_STUDY MATERIAL_
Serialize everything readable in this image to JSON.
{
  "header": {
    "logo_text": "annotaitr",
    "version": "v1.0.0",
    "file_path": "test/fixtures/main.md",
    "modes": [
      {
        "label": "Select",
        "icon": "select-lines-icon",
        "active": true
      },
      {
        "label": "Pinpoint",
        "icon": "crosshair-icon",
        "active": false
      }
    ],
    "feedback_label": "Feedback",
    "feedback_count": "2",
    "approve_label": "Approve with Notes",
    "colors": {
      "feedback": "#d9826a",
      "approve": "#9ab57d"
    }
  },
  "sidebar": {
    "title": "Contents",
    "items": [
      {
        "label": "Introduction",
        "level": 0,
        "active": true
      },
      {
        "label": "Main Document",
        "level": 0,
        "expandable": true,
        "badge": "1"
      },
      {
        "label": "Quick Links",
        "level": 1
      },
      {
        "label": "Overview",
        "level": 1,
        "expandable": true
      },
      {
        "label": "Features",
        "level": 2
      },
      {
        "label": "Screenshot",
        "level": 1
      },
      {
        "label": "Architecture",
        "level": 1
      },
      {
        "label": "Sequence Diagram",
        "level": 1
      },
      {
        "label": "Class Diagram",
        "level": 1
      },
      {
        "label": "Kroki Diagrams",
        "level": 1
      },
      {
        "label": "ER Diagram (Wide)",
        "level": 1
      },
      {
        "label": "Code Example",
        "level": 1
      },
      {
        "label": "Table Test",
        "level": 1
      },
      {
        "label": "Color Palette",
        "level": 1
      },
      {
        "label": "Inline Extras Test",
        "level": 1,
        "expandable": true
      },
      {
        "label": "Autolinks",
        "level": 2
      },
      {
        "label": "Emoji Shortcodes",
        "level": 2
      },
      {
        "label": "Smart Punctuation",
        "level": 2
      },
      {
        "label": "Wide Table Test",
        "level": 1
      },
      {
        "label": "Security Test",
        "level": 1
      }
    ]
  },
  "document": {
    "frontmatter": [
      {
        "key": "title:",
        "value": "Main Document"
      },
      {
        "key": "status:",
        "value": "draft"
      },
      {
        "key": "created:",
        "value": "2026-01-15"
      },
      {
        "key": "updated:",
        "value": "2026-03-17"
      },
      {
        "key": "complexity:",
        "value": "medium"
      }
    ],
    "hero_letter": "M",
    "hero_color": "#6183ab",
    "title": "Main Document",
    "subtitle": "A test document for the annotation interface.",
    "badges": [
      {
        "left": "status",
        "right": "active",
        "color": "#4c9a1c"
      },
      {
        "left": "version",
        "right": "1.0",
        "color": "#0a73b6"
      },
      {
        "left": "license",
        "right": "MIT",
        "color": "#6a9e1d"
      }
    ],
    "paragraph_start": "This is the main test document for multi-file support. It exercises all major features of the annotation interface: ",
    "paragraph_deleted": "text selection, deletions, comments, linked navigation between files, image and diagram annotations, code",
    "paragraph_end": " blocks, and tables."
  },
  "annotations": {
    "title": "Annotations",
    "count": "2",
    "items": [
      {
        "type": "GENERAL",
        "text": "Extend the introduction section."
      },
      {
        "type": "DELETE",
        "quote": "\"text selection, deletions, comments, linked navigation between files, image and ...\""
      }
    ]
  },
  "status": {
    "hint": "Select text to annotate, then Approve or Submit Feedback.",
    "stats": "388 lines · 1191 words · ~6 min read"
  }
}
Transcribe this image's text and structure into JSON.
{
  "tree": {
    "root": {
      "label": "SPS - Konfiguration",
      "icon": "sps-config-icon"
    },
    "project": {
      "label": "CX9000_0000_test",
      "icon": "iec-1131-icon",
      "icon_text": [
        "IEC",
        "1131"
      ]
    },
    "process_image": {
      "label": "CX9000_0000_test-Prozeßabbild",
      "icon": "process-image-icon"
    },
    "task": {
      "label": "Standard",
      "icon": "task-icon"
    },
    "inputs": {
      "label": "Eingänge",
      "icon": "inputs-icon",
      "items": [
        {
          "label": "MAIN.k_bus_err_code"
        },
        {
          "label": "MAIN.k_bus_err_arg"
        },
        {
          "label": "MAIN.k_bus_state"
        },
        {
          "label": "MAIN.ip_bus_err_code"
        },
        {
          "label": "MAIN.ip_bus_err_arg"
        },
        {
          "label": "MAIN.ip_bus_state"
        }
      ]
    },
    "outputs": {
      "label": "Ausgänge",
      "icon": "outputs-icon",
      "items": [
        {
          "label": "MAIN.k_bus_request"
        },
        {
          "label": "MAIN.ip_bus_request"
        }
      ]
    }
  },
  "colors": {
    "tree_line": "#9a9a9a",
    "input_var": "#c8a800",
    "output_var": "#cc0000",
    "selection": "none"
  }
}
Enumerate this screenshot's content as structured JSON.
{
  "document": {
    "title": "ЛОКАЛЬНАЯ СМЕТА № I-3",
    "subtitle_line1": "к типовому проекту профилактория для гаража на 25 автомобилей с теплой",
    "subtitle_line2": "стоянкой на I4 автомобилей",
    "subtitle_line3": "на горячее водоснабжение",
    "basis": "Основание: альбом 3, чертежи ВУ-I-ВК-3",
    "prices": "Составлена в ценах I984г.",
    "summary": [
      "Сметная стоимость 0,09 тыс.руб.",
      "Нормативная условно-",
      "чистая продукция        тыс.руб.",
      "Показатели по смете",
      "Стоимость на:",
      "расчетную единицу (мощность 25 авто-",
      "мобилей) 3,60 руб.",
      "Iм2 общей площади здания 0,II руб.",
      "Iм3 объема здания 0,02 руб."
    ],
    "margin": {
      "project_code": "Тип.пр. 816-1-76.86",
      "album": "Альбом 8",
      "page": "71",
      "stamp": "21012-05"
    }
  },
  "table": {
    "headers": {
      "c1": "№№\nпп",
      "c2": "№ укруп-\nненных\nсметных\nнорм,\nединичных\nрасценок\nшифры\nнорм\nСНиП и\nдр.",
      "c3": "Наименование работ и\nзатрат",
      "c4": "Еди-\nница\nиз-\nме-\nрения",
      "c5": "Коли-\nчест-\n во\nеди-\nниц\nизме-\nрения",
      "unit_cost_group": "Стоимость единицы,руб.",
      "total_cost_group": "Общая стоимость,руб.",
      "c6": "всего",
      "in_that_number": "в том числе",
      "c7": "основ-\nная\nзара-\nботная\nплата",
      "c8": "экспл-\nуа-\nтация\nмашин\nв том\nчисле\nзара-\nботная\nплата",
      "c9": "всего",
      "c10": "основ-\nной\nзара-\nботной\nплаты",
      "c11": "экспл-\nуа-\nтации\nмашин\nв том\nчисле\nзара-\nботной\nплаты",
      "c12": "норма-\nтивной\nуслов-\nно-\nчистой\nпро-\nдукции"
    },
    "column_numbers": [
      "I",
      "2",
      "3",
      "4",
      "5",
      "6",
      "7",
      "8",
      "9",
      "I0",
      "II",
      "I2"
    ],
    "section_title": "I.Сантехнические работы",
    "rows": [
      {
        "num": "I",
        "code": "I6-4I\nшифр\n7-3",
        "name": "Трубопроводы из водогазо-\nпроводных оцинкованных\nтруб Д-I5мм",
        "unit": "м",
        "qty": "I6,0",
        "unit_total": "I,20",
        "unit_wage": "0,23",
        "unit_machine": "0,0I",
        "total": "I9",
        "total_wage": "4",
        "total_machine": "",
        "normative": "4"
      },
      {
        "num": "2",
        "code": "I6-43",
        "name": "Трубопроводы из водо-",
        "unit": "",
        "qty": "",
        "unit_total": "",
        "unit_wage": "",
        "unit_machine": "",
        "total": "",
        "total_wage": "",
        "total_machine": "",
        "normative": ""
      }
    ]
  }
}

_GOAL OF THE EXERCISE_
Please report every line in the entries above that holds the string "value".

_SOLUTION TO THIS TASK_
        "value": "Main Document"
        "value": "draft"
        "value": "2026-01-15"
        "value": "2026-03-17"
        "value": "medium"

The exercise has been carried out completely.